We have written several grammar lessons (all freely available):
- New!How to ask a question in Romanian: Interrogatives
- Romanian noun gender and number
- The two main auxiliary verbs "a fi" (to be) and "a avea" (to have) conjugated (this lesson is part of the Level I absolute beginner"
- The other important usual Romanian verbs conjugated: e.g. "a face" (to do), "a da" (to give)... (this lesson is part of the Level I absolute beginner"
- A stub about Verbs - Indicative Mood - Present Tense"
Our lesson abound in free audio samples of the Romanian words being studied.
We are planning to add more Romanian language grammar lessons dealing with:
- Masculine nouns (how to recognize them and how to guess the plural)

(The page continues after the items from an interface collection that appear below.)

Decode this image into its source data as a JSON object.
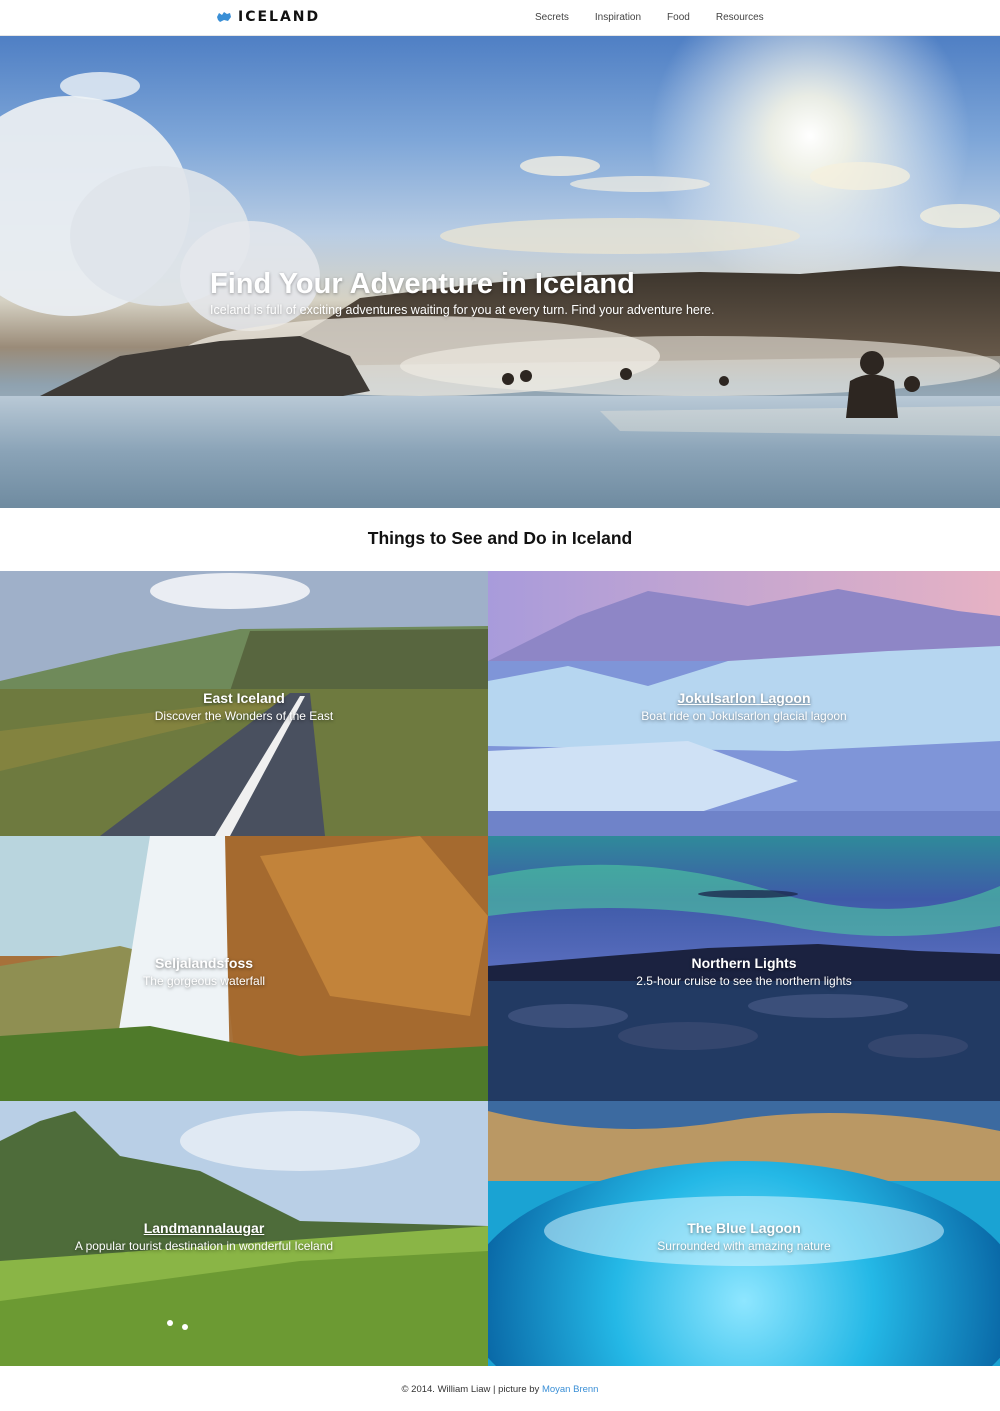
{
  "nav": {
    "brand": "ICELAND",
    "items": [
      "Secrets",
      "Inspiration",
      "Food",
      "Resources"
    ]
  },
  "hero": {
    "title": "Find Your Adventure in Iceland",
    "subtitle": "Iceland is full of exciting adventures waiting for you at every turn. Find your adventure here."
  },
  "section": {
    "title": "Things to See and Do in Iceland"
  },
  "tiles": [
    {
      "title": "East Iceland",
      "desc": "Discover the Wonders of the East"
    },
    {
      "title": "Jokulsarlon Lagoon",
      "desc": "Boat ride on Jokulsarlon glacial lagoon"
    },
    {
      "title": "Seljalandsfoss",
      "desc": "The gorgeous waterfall"
    },
    {
      "title": "Northern Lights",
      "desc": "2.5-hour cruise to see the northern lights"
    },
    {
      "title": "Landmannalaugar",
      "desc": "A popular tourist destination in wonderful Iceland"
    },
    {
      "title": "The Blue Lagoon",
      "desc": "Surrounded with amazing nature"
    }
  ],
  "footer": {
    "text": "© 2014. William Liaw | picture by",
    "link": "Moyan Brenn"
  },
  "colors": {
    "link": "#3a8fd6",
    "nav_text": "#444444"
  }
}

- Neuter nouns (how to recognize them and how to guess the plural)
- Romanian articles (definite and indefinite)
- Romanian pronouns
- Romanian verbs
Furthermore we'll add exercises for you to practice what you've learned.
Other Romanian grammar highlights: In certain cases the subject can be omitted
It is common, especially in spoken Romanian language, as well as from a grammatical point of view to leave out the subject. Let’s take this example where two friends are discussing:
“I went to a party last week, it was great. Tomorrow evening, I’m going to another party, are you coming along?”
In the above sentences the subject is missing because it is inferred from the form of the verb. In Romanian when one says “mergi” it can only be “you go” (where you refers to only one person/object, it cannot mean, "I go" or "He goes", because “I go” is "(eu) merg", and "he goes" is "(el) merge".
It is perfectly ok to say “Eu am fost” and to specify explicitly the subject “Eu” (translated as “I”), however in colloquial Romanian the subject tends to be left out.